• Exercise brief:
Scan the data below for the string "video". Copy every line where it appears.
◇ ◇ ◇ ◇ ◇ ◇ ◇
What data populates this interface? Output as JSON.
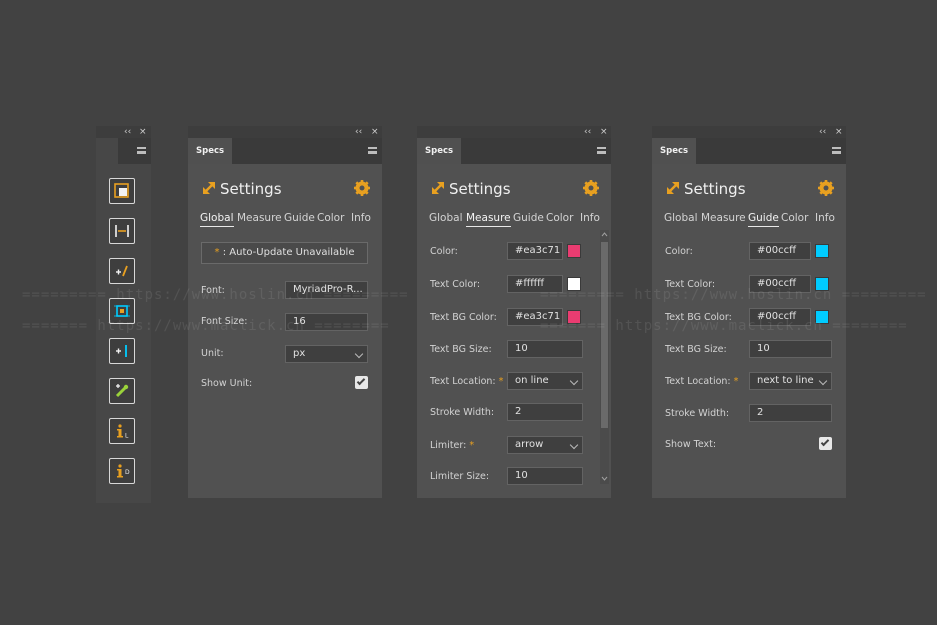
{
  "frame_controls": {
    "collapse": "‹‹",
    "close": "×"
  },
  "tab_label": "Specs",
  "settings_title": "Settings",
  "nav_tabs": [
    "Global",
    "Measure",
    "Guide",
    "Color",
    "Info"
  ],
  "colors": {
    "accent": "#e8a020",
    "pink": "#ea3c71",
    "white": "#ffffff",
    "cyan": "#00ccff"
  },
  "toolbar": {
    "tools": [
      {
        "icon": "area-icon"
      },
      {
        "icon": "width-icon"
      },
      {
        "icon": "add-distance-icon"
      },
      {
        "icon": "bounds-icon"
      },
      {
        "icon": "add-line-icon"
      },
      {
        "icon": "color-picker-icon"
      },
      {
        "icon": "info-l-icon",
        "letter": "L"
      },
      {
        "icon": "info-d-icon",
        "letter": "D"
      }
    ]
  },
  "global": {
    "update_button": ": Auto-Update Unavailable",
    "update_star": "*",
    "font_label": "Font:",
    "font_value": "MyriadPro-R...",
    "font_size_label": "Font Size:",
    "font_size_value": "16",
    "unit_label": "Unit:",
    "unit_value": "px",
    "show_unit_label": "Show Unit:",
    "show_unit_checked": true
  },
  "measure": {
    "color_label": "Color:",
    "color_value": "#ea3c71",
    "text_color_label": "Text Color:",
    "text_color_value": "#ffffff",
    "text_bg_color_label": "Text BG Color:",
    "text_bg_color_value": "#ea3c71",
    "text_bg_size_label": "Text BG Size:",
    "text_bg_size_value": "10",
    "text_location_label": "Text Location:",
    "text_location_value": "on line",
    "stroke_width_label": "Stroke Width:",
    "stroke_width_value": "2",
    "limiter_label": "Limiter:",
    "limiter_value": "arrow",
    "limiter_size_label": "Limiter Size:",
    "limiter_size_value": "10"
  },
  "guide": {
    "color_label": "Color:",
    "color_value": "#00ccff",
    "text_color_label": "Text Color:",
    "text_color_value": "#00ccff",
    "text_bg_color_label": "Text BG Color:",
    "text_bg_color_value": "#00ccff",
    "text_bg_size_label": "Text BG Size:",
    "text_bg_size_value": "10",
    "text_location_label": "Text Location:",
    "text_location_value": "next to line",
    "stroke_width_label": "Stroke Width:",
    "stroke_width_value": "2",
    "show_text_label": "Show Text:",
    "show_text_checked": true
  },
  "watermark": {
    "line1": "========= https://www.hoslin.cn =========",
    "line2": "======= https://www.maclick.cn ========"
  }
}
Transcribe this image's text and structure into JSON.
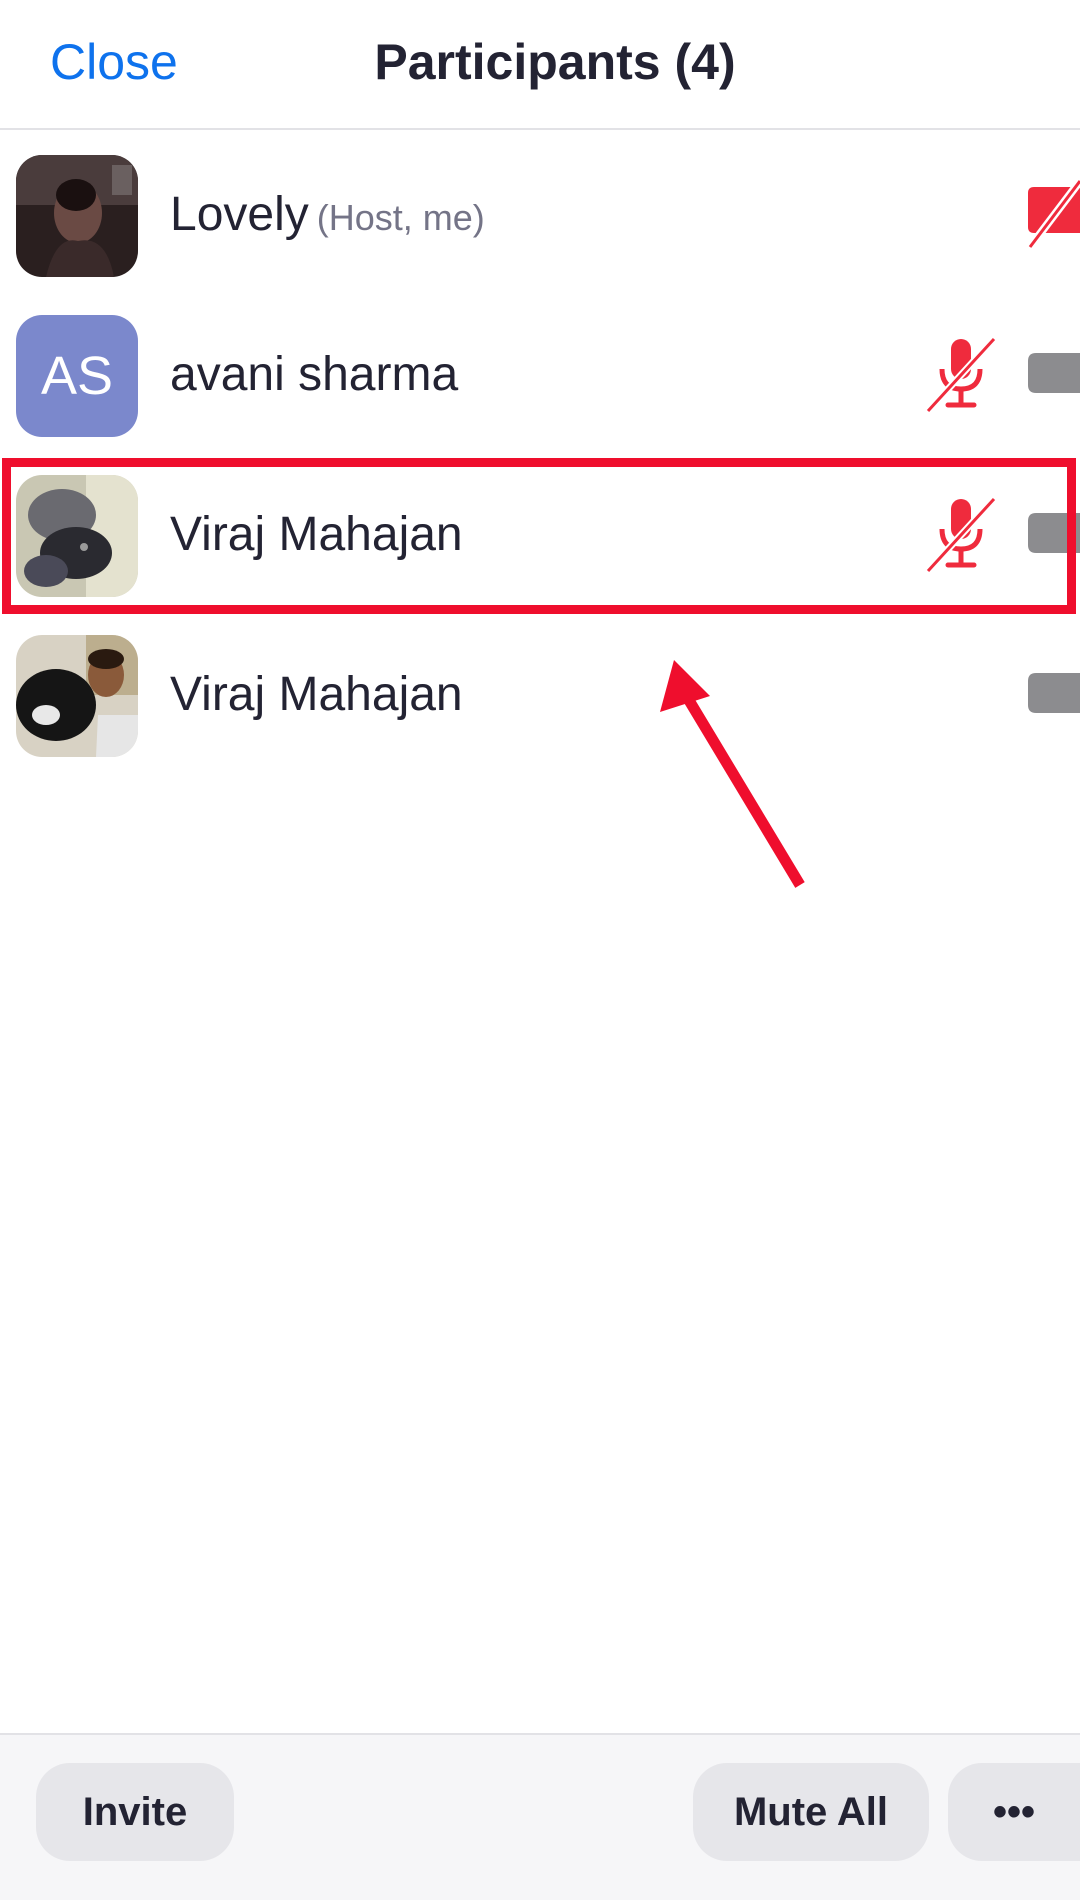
{
  "header": {
    "close_label": "Close",
    "title": "Participants (4)"
  },
  "participants": [
    {
      "name": "Lovely",
      "role": "(Host, me)",
      "avatar": "photo",
      "mic": "none",
      "video": "off-red"
    },
    {
      "name": "avani sharma",
      "role": "",
      "avatar": "initials",
      "initials": "AS",
      "mic": "muted",
      "video": "off"
    },
    {
      "name": "Viraj Mahajan",
      "role": "",
      "avatar": "photo",
      "mic": "muted",
      "video": "off",
      "highlighted": true
    },
    {
      "name": "Viraj Mahajan",
      "role": "",
      "avatar": "photo",
      "mic": "none",
      "video": "off"
    }
  ],
  "footer": {
    "invite_label": "Invite",
    "mute_all_label": "Mute All",
    "more_label": "•••"
  },
  "colors": {
    "accent": "#0e72ed",
    "muted_red": "#ef2b3d",
    "annotation_red": "#ef0e2d",
    "initials_avatar": "#7b88cc",
    "icon_gray": "#8c8c8f"
  },
  "icons": {
    "mic": "muted-mic-icon",
    "video": "video-off-icon",
    "more": "more-ellipsis-icon"
  }
}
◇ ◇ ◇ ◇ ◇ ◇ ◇
• Solution for this task:
      "video": "off-red"
      "video": "off"
      "video": "off",
      "video": "off"
    "video": "video-off-icon",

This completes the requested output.